At $118,501, delivered, our test model was better than most penthouse Vegas apartments in comfort and quality. Yet out on the road, the Range Rover Supercharged is like driving a sports sedan, although it is just a wee bit taller. It handles very well for a truck-based rig and accelerates like mad. Beautiful tones emit from the engine when you do so.

Off the road, the Range Rover has all of the chops you’d expect. Our only concern was the ground clearance that the longer wheelbase lacks, due to the wider space between axles meaning less clearance on uneven surfaces. This was an issue, but it didn’t detract from our enjoyment and occasional amazement at how well this rig will climb, dig, and bounce.

There are no comparisons to the 2015 Range Rover. It’s expensively awesome.

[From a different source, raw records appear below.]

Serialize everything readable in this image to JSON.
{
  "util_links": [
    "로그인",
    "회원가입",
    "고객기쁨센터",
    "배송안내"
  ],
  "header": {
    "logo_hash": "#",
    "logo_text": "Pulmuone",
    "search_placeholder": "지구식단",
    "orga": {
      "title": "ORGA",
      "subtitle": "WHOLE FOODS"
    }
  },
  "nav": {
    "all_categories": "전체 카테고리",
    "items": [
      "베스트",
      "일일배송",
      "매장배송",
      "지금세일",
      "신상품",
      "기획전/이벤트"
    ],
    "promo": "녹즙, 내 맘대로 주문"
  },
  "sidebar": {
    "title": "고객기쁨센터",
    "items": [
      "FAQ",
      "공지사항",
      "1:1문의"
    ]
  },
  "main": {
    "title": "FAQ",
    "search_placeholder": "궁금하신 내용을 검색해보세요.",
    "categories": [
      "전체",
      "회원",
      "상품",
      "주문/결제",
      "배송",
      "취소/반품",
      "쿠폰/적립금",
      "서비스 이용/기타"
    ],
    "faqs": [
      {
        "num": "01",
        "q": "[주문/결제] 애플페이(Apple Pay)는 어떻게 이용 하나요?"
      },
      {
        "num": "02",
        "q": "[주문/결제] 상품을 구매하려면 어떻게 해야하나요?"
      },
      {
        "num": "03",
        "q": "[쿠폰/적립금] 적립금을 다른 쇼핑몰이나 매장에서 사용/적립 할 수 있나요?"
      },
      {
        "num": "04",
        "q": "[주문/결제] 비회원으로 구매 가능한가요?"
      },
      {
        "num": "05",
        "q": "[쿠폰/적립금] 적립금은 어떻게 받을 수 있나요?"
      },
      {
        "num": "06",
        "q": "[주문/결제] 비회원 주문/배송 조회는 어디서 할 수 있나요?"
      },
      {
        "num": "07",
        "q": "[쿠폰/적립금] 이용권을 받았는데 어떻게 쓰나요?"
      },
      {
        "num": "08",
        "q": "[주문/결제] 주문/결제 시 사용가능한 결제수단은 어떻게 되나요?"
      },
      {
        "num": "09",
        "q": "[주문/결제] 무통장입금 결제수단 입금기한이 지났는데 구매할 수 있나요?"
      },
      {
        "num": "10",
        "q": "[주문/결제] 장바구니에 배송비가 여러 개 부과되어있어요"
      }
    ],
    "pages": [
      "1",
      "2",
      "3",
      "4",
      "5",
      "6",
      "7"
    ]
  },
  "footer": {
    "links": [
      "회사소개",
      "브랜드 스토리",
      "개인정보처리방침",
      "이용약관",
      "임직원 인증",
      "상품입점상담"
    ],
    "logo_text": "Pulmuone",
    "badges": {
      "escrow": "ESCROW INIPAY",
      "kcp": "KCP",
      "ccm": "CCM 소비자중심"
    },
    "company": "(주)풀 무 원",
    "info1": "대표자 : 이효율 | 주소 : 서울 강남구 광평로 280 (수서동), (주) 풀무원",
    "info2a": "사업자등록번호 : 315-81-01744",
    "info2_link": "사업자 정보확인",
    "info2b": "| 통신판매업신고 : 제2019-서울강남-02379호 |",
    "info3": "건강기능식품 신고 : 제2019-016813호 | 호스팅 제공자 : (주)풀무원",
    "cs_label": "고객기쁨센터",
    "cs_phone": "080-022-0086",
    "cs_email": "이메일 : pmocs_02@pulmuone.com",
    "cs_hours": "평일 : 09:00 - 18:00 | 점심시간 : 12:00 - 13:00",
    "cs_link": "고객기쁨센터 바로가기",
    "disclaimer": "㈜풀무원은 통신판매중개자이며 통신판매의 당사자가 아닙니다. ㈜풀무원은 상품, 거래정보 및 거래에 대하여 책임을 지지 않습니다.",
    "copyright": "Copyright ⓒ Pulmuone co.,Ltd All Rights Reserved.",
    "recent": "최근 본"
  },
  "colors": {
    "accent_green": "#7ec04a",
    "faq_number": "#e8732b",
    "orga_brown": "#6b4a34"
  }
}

Aaron Turpen is a freelance automotive journalist and writer living in Wyoming, USA. You can find him at AaronOnAutos.com and CarNewsCafe.com.